How did the principles of the Declaration of Independence contribute to the quest to end slavery from colonial times to the outbreak of the Civil War?
- I can interpret primary sources related to Founding principles of liberty, equality, and justice from the colonial era to the outbreak of the Civil War.
- I can explain how laws and policy, courts, and individuals and groups contributed to or pushed back against the quest to end slavery.
- I can create an argument using evidence from primary sources.
- I can analyze issues in history to help find solutions to present-day challenges.
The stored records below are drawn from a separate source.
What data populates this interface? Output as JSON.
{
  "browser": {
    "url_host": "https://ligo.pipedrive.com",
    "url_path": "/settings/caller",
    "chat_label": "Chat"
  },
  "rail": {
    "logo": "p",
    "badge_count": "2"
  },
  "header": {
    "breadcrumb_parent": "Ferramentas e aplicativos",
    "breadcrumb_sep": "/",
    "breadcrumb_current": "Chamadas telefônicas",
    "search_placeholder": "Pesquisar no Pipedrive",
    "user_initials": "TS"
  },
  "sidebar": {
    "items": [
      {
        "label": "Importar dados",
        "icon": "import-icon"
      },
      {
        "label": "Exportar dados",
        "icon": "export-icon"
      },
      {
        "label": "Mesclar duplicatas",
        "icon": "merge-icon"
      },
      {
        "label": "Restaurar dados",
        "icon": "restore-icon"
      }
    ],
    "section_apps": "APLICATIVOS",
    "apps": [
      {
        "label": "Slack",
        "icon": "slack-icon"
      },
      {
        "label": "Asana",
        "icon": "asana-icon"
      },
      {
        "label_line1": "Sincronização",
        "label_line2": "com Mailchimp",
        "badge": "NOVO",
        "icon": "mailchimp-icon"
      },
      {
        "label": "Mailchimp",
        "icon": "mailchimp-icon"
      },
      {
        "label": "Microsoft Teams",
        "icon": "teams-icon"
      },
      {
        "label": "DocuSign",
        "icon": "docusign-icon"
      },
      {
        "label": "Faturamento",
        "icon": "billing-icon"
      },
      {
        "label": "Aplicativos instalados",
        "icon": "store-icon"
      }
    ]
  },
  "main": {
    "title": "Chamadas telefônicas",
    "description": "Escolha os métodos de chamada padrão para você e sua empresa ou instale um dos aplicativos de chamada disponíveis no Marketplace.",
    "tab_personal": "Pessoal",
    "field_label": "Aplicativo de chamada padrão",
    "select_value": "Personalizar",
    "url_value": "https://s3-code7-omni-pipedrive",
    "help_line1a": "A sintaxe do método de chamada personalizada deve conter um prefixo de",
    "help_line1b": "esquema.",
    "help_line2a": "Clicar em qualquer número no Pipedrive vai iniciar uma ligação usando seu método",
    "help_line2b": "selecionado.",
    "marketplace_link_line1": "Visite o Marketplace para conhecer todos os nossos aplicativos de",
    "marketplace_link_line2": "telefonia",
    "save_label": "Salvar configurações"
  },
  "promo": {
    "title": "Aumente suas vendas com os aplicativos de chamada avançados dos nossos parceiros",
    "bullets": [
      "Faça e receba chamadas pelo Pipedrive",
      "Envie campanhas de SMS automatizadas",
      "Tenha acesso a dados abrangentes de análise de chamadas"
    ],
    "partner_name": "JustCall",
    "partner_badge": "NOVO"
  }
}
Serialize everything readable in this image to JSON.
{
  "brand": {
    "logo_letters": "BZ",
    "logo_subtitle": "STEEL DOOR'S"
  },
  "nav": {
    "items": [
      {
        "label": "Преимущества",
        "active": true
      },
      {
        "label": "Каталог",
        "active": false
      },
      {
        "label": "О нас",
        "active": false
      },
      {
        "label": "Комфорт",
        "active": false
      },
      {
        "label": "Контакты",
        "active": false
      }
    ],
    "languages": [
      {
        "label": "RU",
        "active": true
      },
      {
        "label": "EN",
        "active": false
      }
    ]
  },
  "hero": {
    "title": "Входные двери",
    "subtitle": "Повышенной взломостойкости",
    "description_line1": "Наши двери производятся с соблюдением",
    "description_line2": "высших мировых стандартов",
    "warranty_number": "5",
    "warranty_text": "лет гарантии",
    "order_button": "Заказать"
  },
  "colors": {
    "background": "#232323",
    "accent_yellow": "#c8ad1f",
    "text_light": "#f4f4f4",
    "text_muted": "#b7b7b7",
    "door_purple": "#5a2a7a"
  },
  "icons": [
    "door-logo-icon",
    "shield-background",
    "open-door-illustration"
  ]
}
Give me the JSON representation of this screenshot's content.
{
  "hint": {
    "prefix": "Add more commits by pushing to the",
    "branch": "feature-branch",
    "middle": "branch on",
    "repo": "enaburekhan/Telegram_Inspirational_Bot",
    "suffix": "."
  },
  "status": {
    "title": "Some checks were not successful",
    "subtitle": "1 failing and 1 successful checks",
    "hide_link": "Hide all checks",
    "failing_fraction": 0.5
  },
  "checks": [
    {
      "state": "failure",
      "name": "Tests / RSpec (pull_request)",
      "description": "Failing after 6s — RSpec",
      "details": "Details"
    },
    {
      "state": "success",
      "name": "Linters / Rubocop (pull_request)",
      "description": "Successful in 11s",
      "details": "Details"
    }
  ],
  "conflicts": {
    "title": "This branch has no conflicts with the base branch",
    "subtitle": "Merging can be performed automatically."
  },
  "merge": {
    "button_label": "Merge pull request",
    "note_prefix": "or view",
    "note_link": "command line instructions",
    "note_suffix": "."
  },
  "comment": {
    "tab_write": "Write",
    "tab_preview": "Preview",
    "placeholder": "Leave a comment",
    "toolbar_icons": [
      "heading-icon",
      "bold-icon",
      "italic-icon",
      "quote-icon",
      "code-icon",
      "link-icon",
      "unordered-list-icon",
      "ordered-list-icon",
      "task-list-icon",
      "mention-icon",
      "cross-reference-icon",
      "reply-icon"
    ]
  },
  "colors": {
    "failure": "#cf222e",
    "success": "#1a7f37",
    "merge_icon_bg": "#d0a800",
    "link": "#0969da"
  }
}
Many enslaved men and women chose to secure their own freedom by running away to the North via the Underground Railroad, a network of people who helped enslaved people safely escape from slavery. These undertakings were extremely dangerous for many reasons: Often, enslaved people were pursued by bounty hunters, and if recaptured they were whipped and returned to slavery. Those who helped them were subject to criminal prosecution under the 1850 Fugitive Slave Act. “Conductors” on the railroad helped fugitive enslaved people reach the North. The most famous was Harriet Tubman. Tubman escaped slavery on the eastern shore of Maryland and returned to the South about 12 times to lead approximately 70 men and women to freedom. She likely used the Bethel African Methodist Episcopal Church as a stop along her escape route. Churches such as this, schools, and homes were used as hiding places and referred to as “stations” or “depots.” They were run by ordinary people such as farmers, business owners, and ministers who assisted freedom seekers at great personal risk.
Maps of Networks to Freedom
Bethel African Methodist Episcopal Church, in Springtown, New Jersey
Comprehension and Analysis Questions
- What additional information would be helpful to understand the role of the Underground Railroad in the quest to end slavery?
- Why was Canada the safest destination for enslaved people running away? According to this map, where else did enslaved individuals escape to?
More from this Category
How Did Landscape Affect Harriet Tubman? The Outdoors, Slavery, & the Underground Railroad
Harriet Tubman, the most famous conductor of the Underground Railroad, grew up on the Eastern Shore of Maryland before escaping to freedom in 1849. She returned to the Eastern Shore 13 times to free family and friends from bondage. How can looking at the landscape of the Eastern Shore help us understand Tubman's amazing story and the Underground Railroad itself? Mary is joined by Timothy VanCleave, Park Ranger at the Harriet Tubman Underground Railroad National Historic Park in Maryland, to explore.
Harriet Tubman and the Underground Railroad
Investigates Harriet Tubman's role in the fight to end slavery.